Or as Staite puts it: “It’s an absolutely viable option and it’s very cost-effective.”
Who wants these roles?
So who’s putting a hand up for these short-term, high-pressure roles?
Richard Hill, for one, who specialises in joining the executive suite of a company on a short-term contract to implement strategic change or to fill a vacant position.
Nine years ago, after his executive role at food manufacturer Goodman Fielder was restructured out of existence, he took to leasing out his expertise for months at a time as a gap-filler. Since then, he hasn’t stopped.
“I’m now in my mid-50s, and it’s something I’m very comfortable with,” he said. “You get into a comfortable way of working, and you get a lot of flexibility around how you work.”
There are many misconceptions about the world of contract job placements, including that it’s filled with young, insecure people doing it because they can’t find full-time work. The prevalence of contract work began to grow in the 1980s primarily due to businesses preferring a more flexible workforce. But that’s changed. C-level managers increasingly view temporary placements as a viable personal career choice.
“There is a huge amount of reward – you can actually deliver an outcome,” says Hill. “A lot of the work I do is of a transformation nature – when a company isn’t working well, or when it’s all over the place. And you look back at the end at what you have achieved.

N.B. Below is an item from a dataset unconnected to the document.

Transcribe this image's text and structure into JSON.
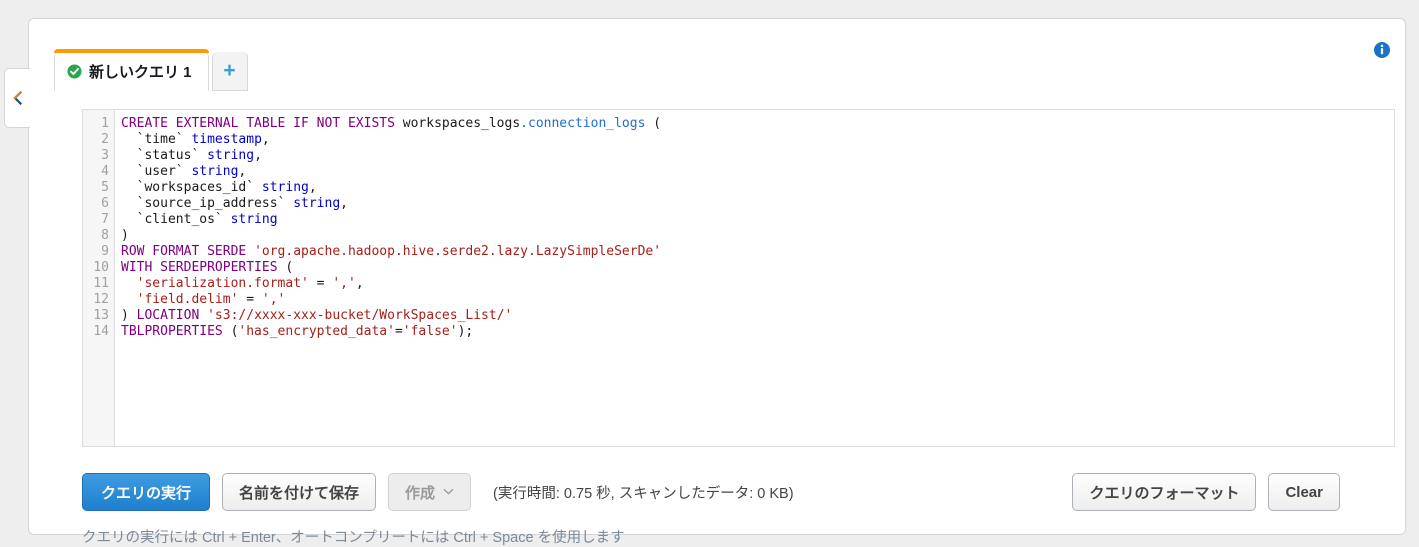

So there is a lot of personal satisfaction.”
Hill speaks happily of the wider range of challenges he faces as an interim, and the wider variety of assignments. He can focus on what he does best, without sitting through the periods where his skills aren’t as necessary for an organisation.
There are aspects of more permanent roles he’s happy to leave behind.
“What makes this really attractive to me is that you do not get into that organisational bureaucracy or politics,” he said. “There is a lot of work required in selling change, selling outcomes, working on different concepts, which at the end of the day is about organisational politics and manoeuvring. That’s not something I find attractive.”
Not everyone loves interims
But there are difficulties. For one, not everyone welcomes interims.
“One of the frequent challenges is the view that you’re not accountable or committed,” he says, a view he rejects.
Another challenge is loneliness. It’s difficult to build strong work relations when you’re constantly moving around, even if you specialise – as Hill does – in 12 or 18-month placements. Sometimes, others in the organisation are reluctant to get close, especially when an interim is doing change management work.
“The whole thing about bringing people with you can be quite hard,” said Hill. “At the end of the day it does require a level of determination and fortitude… You really are just slogging away on this. It might be two or three months of gritty work. Some assignments are just really hard.”
Interim executives also share the same uncertainty that other temps do about their future work prospects.
“The obvious [difficulty] is about continuity of work. It is a bit of a rollercoaster for someone like me, essentially working for myself, even though I’m very well networked with people in complementary areas.
“When you’re busy it’s great, but essentially you need to be constantly marketing your services.”
“For example, I’ve been successful, but I did hit a point when the GFC hit where about for a six-month period there was no work to be had in any sort of interim or consulting role. Fortunately, I keep my overheads down very, very low.”
Challenges notwithstanding, Hill insists his line of work is rewarding. But he’s not wed to it.
Asked if he’d consider a permanent role, he responds: “I guess for me, personally, it really depends. If there was the right opportunity [I’d] certainly consider it.”